This ceremony will help make the upcoming international gathering of sports and culture a reality, and it is with great emotion and enthusiasm that we look forward to this event.
We are also visiting Greece in a spirit of solidarity, as its population has suffered a great deal lately because of devastating wildfires and the fallout from the financial crisis.
Throughout our visit—which will take us from the Julian Alps to the banks of the Adriatic—we will be practising diplomacy at the human level; that is, will be meeting with the women, men and young people who are the backbone of these societies.
We will be meeting with leaders, of course, but also with people working in their communities, artists, thinkers, academics and those who ardently defend their heritage and culture; in short, people from all walks of life who will share their experiences with us.

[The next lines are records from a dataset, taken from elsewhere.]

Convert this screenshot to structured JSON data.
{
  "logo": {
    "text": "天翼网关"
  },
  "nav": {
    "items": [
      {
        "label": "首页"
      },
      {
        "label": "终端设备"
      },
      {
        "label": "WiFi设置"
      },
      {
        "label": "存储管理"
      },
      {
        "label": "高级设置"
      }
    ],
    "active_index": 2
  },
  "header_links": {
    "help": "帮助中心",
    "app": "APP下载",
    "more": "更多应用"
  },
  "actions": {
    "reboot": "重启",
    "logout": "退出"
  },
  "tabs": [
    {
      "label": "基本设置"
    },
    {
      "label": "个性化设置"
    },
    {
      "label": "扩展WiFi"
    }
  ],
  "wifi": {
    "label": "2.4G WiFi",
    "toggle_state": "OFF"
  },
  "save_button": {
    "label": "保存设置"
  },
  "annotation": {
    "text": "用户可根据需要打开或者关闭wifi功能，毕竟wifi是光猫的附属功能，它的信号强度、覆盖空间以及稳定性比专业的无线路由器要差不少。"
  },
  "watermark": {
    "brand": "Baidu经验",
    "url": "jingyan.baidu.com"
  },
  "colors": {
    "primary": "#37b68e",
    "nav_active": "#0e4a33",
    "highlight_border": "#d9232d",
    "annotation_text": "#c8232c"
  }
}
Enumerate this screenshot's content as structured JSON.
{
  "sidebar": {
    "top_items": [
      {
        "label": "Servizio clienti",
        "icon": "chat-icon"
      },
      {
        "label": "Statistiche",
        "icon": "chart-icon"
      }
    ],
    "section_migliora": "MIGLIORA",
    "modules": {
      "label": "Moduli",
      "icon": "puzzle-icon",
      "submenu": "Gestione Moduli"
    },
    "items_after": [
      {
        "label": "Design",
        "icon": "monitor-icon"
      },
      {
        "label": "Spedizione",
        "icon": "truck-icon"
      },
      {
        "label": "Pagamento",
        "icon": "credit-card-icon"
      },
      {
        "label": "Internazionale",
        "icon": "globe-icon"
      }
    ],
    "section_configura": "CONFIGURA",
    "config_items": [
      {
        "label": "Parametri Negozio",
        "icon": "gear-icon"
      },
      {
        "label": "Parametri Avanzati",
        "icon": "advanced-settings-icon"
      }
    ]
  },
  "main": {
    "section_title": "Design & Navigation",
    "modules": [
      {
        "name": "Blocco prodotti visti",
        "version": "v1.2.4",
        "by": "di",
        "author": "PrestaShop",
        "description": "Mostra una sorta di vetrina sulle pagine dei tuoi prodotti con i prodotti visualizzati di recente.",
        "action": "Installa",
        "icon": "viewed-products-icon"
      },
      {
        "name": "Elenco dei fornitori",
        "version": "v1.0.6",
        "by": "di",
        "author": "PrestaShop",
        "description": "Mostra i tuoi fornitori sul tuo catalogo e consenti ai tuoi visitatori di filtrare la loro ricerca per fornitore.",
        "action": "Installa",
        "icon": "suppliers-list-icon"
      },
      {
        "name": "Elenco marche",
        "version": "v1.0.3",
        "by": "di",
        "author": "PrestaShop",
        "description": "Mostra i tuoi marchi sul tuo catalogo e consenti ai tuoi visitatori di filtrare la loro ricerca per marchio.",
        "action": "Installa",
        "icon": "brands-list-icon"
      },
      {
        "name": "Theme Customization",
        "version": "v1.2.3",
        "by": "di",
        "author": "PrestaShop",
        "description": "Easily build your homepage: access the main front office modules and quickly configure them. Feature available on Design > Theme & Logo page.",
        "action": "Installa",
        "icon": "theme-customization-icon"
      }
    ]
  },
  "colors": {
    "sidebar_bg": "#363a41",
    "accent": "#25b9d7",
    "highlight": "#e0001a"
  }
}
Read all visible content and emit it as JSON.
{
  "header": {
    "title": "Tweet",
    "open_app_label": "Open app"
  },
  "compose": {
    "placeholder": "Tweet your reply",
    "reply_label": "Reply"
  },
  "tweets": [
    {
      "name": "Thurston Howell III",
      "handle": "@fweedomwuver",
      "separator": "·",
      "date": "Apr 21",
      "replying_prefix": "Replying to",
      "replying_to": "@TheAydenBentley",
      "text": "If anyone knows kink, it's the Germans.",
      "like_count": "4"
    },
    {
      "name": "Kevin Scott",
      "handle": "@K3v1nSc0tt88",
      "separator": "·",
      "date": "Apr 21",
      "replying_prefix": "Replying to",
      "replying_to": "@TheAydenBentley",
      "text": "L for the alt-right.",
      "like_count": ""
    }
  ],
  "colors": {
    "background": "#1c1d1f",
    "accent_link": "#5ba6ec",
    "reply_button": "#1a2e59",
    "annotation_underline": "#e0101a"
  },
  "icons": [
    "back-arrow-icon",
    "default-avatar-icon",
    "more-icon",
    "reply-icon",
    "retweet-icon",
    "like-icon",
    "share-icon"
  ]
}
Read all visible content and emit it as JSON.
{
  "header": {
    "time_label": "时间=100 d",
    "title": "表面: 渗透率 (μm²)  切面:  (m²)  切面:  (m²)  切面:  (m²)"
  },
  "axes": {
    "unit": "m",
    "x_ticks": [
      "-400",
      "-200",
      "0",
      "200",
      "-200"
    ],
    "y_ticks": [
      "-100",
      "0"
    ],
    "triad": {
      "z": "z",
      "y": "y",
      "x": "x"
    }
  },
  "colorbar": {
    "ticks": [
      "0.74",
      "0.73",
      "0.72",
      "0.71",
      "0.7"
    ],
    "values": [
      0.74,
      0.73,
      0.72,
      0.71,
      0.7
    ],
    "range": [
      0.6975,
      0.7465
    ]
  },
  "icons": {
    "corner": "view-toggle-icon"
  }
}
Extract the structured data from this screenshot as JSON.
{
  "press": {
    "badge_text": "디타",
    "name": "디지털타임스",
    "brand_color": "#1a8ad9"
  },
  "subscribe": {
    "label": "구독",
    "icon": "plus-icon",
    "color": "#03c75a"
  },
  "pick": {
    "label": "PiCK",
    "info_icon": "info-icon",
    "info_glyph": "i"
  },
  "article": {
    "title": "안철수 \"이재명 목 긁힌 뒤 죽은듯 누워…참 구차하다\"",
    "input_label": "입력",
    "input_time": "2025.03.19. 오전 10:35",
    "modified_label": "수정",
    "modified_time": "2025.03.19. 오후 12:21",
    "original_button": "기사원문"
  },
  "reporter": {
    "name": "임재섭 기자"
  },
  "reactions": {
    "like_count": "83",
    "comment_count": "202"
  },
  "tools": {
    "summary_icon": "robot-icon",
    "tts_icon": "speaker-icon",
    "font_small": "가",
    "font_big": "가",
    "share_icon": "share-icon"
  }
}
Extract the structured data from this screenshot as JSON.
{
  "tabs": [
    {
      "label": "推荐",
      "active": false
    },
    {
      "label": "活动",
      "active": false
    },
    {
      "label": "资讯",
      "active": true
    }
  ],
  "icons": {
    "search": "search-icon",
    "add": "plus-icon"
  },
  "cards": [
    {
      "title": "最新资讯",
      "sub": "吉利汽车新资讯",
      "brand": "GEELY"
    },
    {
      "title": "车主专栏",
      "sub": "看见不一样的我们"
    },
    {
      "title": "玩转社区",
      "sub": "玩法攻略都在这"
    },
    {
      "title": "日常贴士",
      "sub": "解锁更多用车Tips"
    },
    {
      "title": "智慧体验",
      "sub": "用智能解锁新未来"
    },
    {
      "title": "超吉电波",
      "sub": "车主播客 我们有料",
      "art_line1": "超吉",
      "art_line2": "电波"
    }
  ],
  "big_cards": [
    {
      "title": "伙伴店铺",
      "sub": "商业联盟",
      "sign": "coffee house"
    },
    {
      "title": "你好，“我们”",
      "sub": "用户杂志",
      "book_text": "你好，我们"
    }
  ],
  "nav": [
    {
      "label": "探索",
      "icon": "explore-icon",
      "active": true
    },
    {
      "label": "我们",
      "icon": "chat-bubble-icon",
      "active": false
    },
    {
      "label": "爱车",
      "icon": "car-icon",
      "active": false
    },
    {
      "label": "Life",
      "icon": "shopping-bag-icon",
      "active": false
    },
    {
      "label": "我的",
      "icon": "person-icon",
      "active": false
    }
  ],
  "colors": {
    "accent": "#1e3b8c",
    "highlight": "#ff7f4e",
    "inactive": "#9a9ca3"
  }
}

We will then share their experiences with you here, in Canada, in part in the words of the members of our delegation through their blogs, which will be posted on our Citizen Voices Web site.
Tonight, I would like to thank the embassy representatives for their unfailing support in helping us plan and organize these State visits.
It is through arts and culture that people propel themselves through time, out into the world, into the imaginary and into the very real; it is a means of sharing a part of themselves and their spirit with others, of expressing their originality.
In this era of unprecedented openness, when we are asked to redefine the ties that bind us, I believe we need arts and culture more than ever to invent new ways of living together, establish a bond of solidarity and evoke a feeling of belonging in all of humanity.
I will now turn things over to the artists, whose presentations tonight are also invitations to explore the cultures we are so anxious to discover.